A decade ago, Hurricane Katrina triggered floods that inundated New Orleans. More than 1,800 people were killed as storm waters overwhelmed levees and broke through flood walls on August 29, 2005. Today, much of the city appears to have found its rhythm again, although some neighborhoods, such as the Lower Ninth Ward, remain works in progress. A number of photographers recently returned to the area to document the way things look today, including Reuters photographer Carlos Barria, who covered the disaster in 2005. Barria visited many of the same locations he originally photographed in order show the difference 10 years have made.

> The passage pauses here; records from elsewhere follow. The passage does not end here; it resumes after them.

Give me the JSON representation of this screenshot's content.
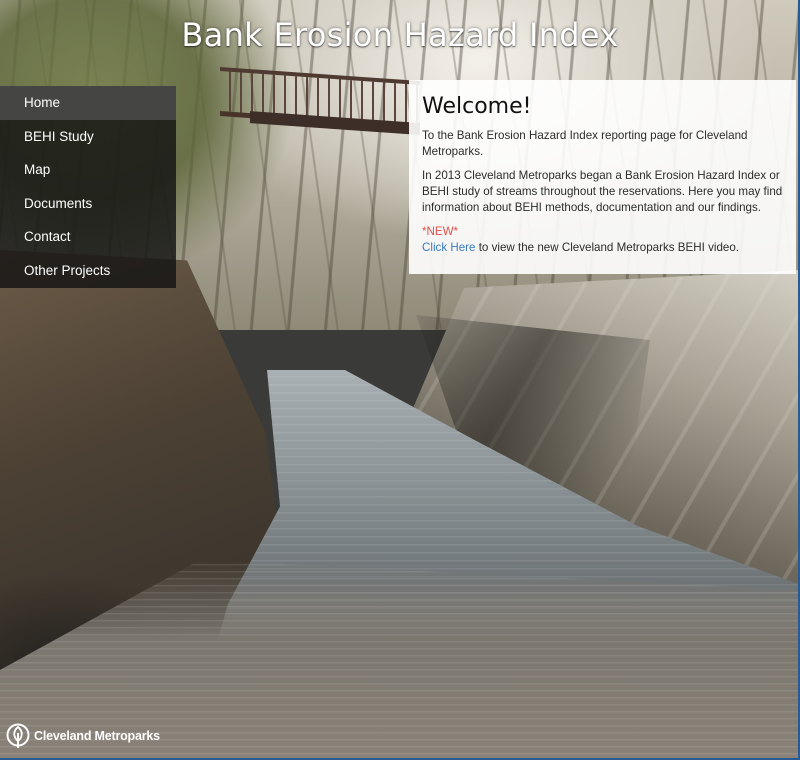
{
  "site": {
    "title": "Bank Erosion Hazard Index"
  },
  "nav": {
    "items": [
      {
        "label": "Home",
        "active": true
      },
      {
        "label": "BEHI Study",
        "active": false
      },
      {
        "label": "Map",
        "active": false
      },
      {
        "label": "Documents",
        "active": false
      },
      {
        "label": "Contact",
        "active": false
      },
      {
        "label": "Other Projects",
        "active": false
      }
    ]
  },
  "welcome": {
    "heading": "Welcome!",
    "intro": "To the Bank Erosion Hazard Index reporting page for Cleveland Metroparks.",
    "body": "In 2013 Cleveland Metroparks began a Bank Erosion Hazard Index or BEHI study of streams throughout the reservations. Here you may find information about BEHI methods, documentation and our findings.",
    "new_tag": "*NEW*",
    "video_link": "Click Here",
    "video_text": " to view the new Cleveland Metroparks BEHI video."
  },
  "footer": {
    "logo_text": "Cleveland Metroparks",
    "logo_icon": "metroparks-tree-logo-icon"
  },
  "colors": {
    "nav_bg": "#141414",
    "nav_active": "#4b4b4b",
    "link": "#3b7cc4",
    "new_tag": "#e0514a",
    "frame": "#2a5a94"
  }
}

August 29, 2005: Hurricane Katrina devastates much of the U.S. Gulf Coast from Louisiana to the Florida Panhandle, killing an estimated 1,836 people and causing over $108 billion in damage.

It was the costliest natural disaster, as well as one of the five deadliest hurricanes, in the history of the United States. The storm is currently ranked as the third most intense United States landfalling tropical cyclone, behind only the 1935 Labor Day hurricane and Hurricane Camille in 1969.  https://en.wikipedia.org/wiki/Hurricane_Katrina

Photo:  GOES 12 Satellite, NASA, NOAA